Exercise, Fatigue, Genes and Brain Function: Identifying the Linkages in People with ME/CFSAugust 20, 2013
Most experts agree that avoiding physical activity can compound ME/CFS symptoms, yet exercise is also the very thing that can make symptoms worse! This catch-22 situation even has a name: “post-exertion malaise” (PEM), or post-exertion relapse, and it is considered one of the most debilitating aspects of ME/CFS. It occurs not just with physical activity; mental exertion and any kind of stress can provoke a relapse of the classic flu-like symptoms of ME/CFS, negatively impacting thinking and memory, and sleep for days or even weeks.
Yet no single research group has ever evaluated the effects of mental and/or physical stress on PEM in a multi-systemic manner, notes Dane B. Cook, Ph.D., an assistant professor of kinesiology at the University of Wisconsin in Madison. Now, thanks to a grant from the CFIDS Association, he and his team plan to do just that.
“The overarching theme is to understand the pathophysiology (or underlying processes) of PEM in CFS,” he says, including connections between the immune system, the brain, and behavioral outcomes such as fatigue. “This is a first step towards a more comprehensive understanding of PEM.”
Research Confusion on PEM
Current research on PEM is inconsistent and confusing, says Dr. Cook. It’s not even clear how much activity leads to PEM, or how long after the stressor PEM occurs. For instance, his group has performed maximum exercise tests in people with ME/CFS and didn’t see any changes in symptoms until five days later, which may or may not have been related to the stressor. However, others have worked with participants in whom moderate exercise for 30 minutes increased symptoms 30 minutes to two days afterwards. Studies also use varying definitions and intensities of exercise, leading to significant variability in our understanding of PEM, he said.
Dr. Cook takes a psychobiological approach to the study of PEM, looking for objective markers that could trigger symptoms, He then uses exercise as a model to identify the effects of physical activity and other stressors on people with ME/CFS. “That’s important, he notes, because you can’t begin to fix a problem like PEM until you can understand its underlying cause.
Dr. Cook’s grant is unique in that it is designed to bring disparate research into a comprehensive whole.
The first piece of the puzzle comes from his own work using a special MRI that tracks oxygen uptake throughout the brain to identify brain function changes in ME/CFS patients after they complete a fatiguing cognitive task such as repeatedly subtracting 7 from a starting number. He’s found significant differences in brain function of those with ME/CFS and those without after such stressors, although there are no differences in brain function between the two groups without inducing mental fatigue.
The second piece of the puzzle comes from previous CFIDS Association grantee Kathleen Light, Ph.D., her husband Alan Light, Ph.D., and their team at the University of Utah. They identified unique post-exercise gene expression markers that can be used to differentiate people with ME/CFS from those without and from those with multiple sclerosis and fibromyalgia. They also discovered increased expression of sensory and immune system genes after exercise.

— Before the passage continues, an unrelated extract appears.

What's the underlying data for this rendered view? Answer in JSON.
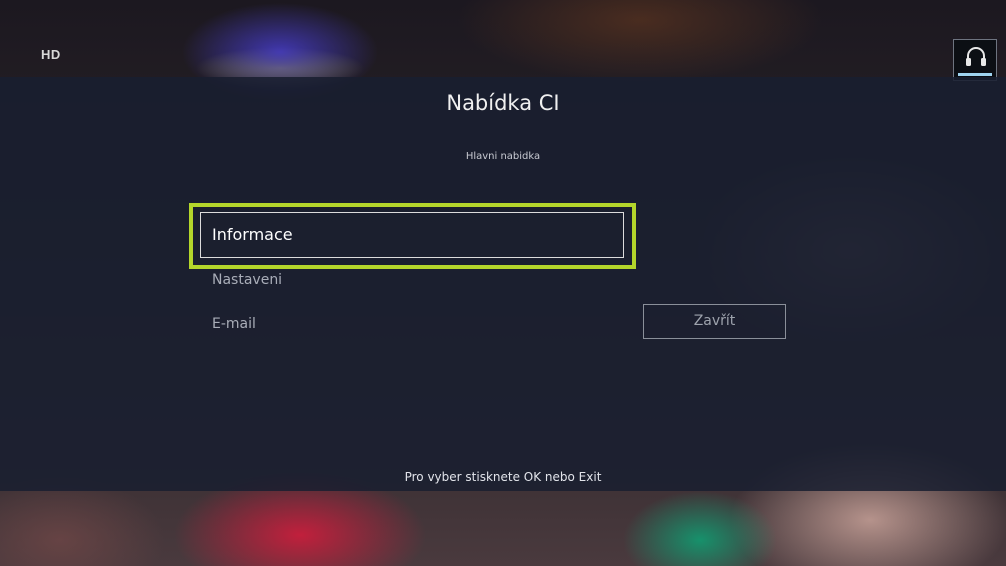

The third piece of the puzzle is provided by another past CFIDS Association grantee, Gordon Broderick, Ph.D., of the University of Alberta in Canada. He used his previous grant to advance his work in identifying evidence of persistent immune activation after Epstein-Barr virus infection, which is thought to trigger ME/CFS.
Together, the three groups will hopefully be able to begin to piece together the puzzle and create a clear picture of PEM, says Dr. Cook. “This grant is the outcome of many years of talking to other scientists about ME/CFS and merging that information with other important findings,” he said. “It is really and truly an interdisciplinary project.”
The study has three principle components:
- Collect blood before and after a moderate exercise challenge on a stationary bicycle to evaluate and validate the expression of genes identified in the Light’s research.
- Use brain-imaging techniques to evaluate the structure and function of the brain during fatiguing and non-fatiguing cognitive tasks, focusing on areas of the brain associated with fatigue.
- Integrate gene expression and symptom data with the brain imaging results.
An important component of the study is the use of sophisticated mathematical modeling to integrate the disparate information that comes in from the different biologic systems (nervous system, blood, genes) to identify patterns and connections. The result, says Dr. Cook, is that “we can see systems ‘communicate’ (in the statistical sense) with one another and how that ‘communication’ changes when you introduce a stressor such as exercise.” If successful, he notes, the study will provide preliminary data to guide future large-scale studies targeting specific subtypes of ME/CFS, determining the impact of PEM and identify potential targets for treatment.
Just the Facts
This study involves 15 women with ME/CFS who will be evaluated over three days.
- On the first day, they will provide baseline blood samples, complete questionnaires about their symptoms and undergo a baseline MRI.
- On the second day, they will complete a 25-minute moderate exercise challenge, with blood samples, as well as symptom descriptions, taken prior to and 30 minutes post exercise.
- Twenty-four hours after the second day, participants will provide blood samples, undergo MRI, and again complete questionnaires about their symptoms.